Martha E. Rogers’ first sentence in the Forward in her landmark book An Introduction to the Theoretical Basis of Nursing opened with the declaration “People are at the center of nursings' purpose” (Rogers, 1970, p. vii). Epilogue ended with the lines “New horizons call. Nursing has moved into a new era of fulfilling human need” (p. 139). In between these beginning and ending lines resides a revolutionary synthesis of knowledge, breathing taking in its scope, that launched a unique scientific and humanistic vision specific to nursing. Her ground breaking scientific system, the science of unitary human beings, unleashed a new unitary vision of holism consummate with contemporary science.
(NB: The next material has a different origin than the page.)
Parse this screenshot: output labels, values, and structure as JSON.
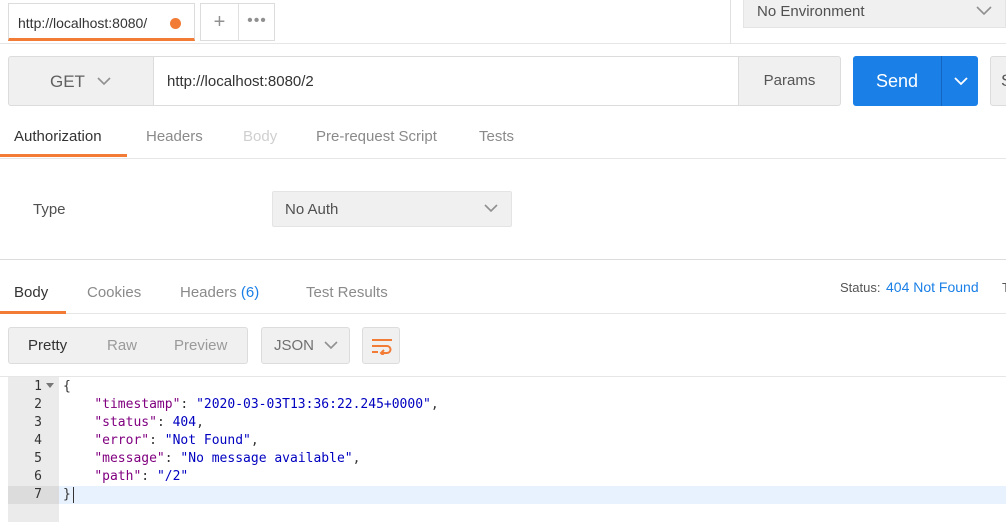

Rogers’ work and legacy continues to soar. Between 1970 and today, a rich body of knowledge continues to be built on her theoretical foundation. Four major books of collected works have expanded her vision and science. First, in 1986, Violet Malinski’s Explorations on Martha Rogers’ science of unitary human beings, made accessible a collection of reports from the first dissertations to be fully conceptualized within Rogerian science. Barrett’s Visions of Rogers’ science-based nursing published in 1990 included chapters serving as exemplars for the use of the science of unitary human beings in practice, research, and education which was followed up in 1994 with the Rogers’ scientific art of nursing practice edited by Mary Madrid and Elizabeth Barrett and with the Madrid’s edited Patterns of Rogerian knowing published in 1997. Malinski and Barrett’s Martha E. Rogers: Her life and her work, also published in 1994, is an invaluable comprehensive collection of Rogers’ early papers, as well reprints of all the major articles and book chapters she wrote refining her thinking about the science of unitary human beings. These texts, hundreds of published articles, many published in the 15 volumes of Visions: The Journal of Rogerian Nursing Science, and dozens of dissertations form the lexicon that is the science of unitary human beings.
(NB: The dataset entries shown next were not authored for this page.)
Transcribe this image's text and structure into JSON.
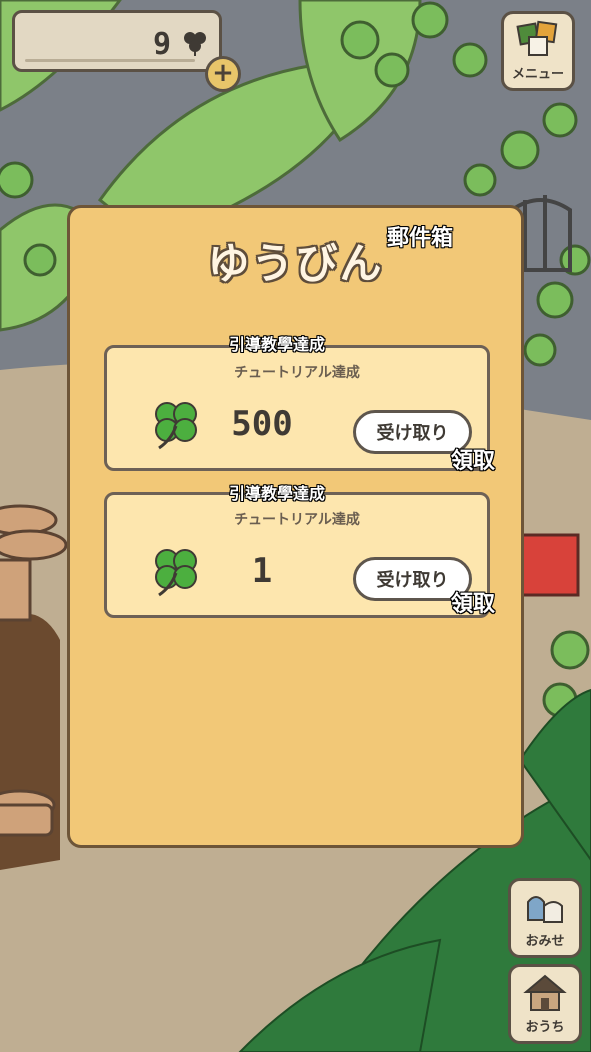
{
  "currency": {
    "clover_count": "9"
  },
  "menu": {
    "label": "メニュー"
  },
  "shop": {
    "label": "おみせ"
  },
  "home": {
    "label": "おうち"
  },
  "mailbox": {
    "title": "ゆうびん",
    "title_translation": "郵件箱",
    "mails": [
      {
        "subject": "チュートリアル達成",
        "subject_translation": "引導教學達成",
        "amount": "500",
        "receive_label": "受け取り",
        "receive_translation": "領取"
      },
      {
        "subject": "チュートリアル達成",
        "subject_translation": "引導教學達成",
        "amount": "1",
        "receive_label": "受け取り",
        "receive_translation": "領取"
      }
    ]
  },
  "colors": {
    "panel": "#f2c877",
    "card": "#fde6ae",
    "clover_green": "#4caf3f",
    "outline": "#5b5145"
  }
}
More than 15 years ago Violet Malinski rightly noted that “perhaps the greatest stumbling block for those interested in Rogerian nursing science is the fact that Rogers last book was published over 20 years ago” (p. 204). Rogers never wrote a second edition to An Introduction to the Theoretical Basis of Nursing, and she often stated, “ninety percent of what is written in that book needs to be torn out.” While there are a number of excellent book chapters written in secondary sources, it has now been over 35 years without a “definitive source,” or a comprehensive contemporary explication of the Rogerian cosmology, philosophy, postulates, principles, theories, research methods and instruments, and practice methods. Without a definitive text or source, those seeking to learn more about the science of unitary human beings, must search through this dizzying kaleidoscope of literature, much of which is difficult to access or out of date.

The time has come to ignite a new generation of Rogerian scholars, the Net-generation. This wiki site is a quantum leap in the evolution of Rogerian science. Wikis are powerful tools, drawing people together in a way that enhances connectedness, collaboration, and knowledge construction. Not only can a community of Rogerian scholars come together in mutual process and simultaneously co-create a comprehensive explication of the science of unitary human beings, but also anyone with a computer and a web-browser can access the knowledge and content on this site. Unlike printed text, the content on this site can be continually updated, won’t go out of print, and there is no page limitation restricting the amount or depth of explanations. Wikis allow for the incremental development of content as each participant, collaborator, shareholder, or partner contributes to this document. The content becomes ever changing and emergent as it evolves through the multiple edits, additions, deletions, and revisions.

Nightingale stated long ago “No system can endure that does not march” (Nightingale, 1893/2004, p. 216). This wiki site provides a platform so that Rogers’ conceptual system can continue to evolve by drawing together a community scholars dedicated to explicating and advancing the science of unitary human beings in a way that is participatory, transparent, open, flexible, and expansive. As Rogers (1970) concluded in the Forward of An Introduction to the Theoretical Basis of Nursing “only the future can reveal the extent to which these aims may be realized (p. viii).

The fire has been lit. A new horizon awaits. Let’s begin.


Malinski, V. (1994). Highlights in the evolution of nursing science: emergence of the science of unitary human beings. In V. M. Malinski and E.A.M. Barrett (Eds.). Martha E. Rogers: Her life and her work (pp. 197-204). Philadelphia: F.A. Davis.

Nightingale, F. (1893/2004). "Sick-nursing and health-nursing." In Lynn McDonald (Ed), Florence Nightingale on Public Health Care Vol. 6. of the Collected Works Florence Nightingale. Waterloo, Ontario: Wilfrid Laurier University Press.

Rogers, M. E. (1970). An introduction to the theoretical basis of nursing. Philadelphia: F. A. Davis.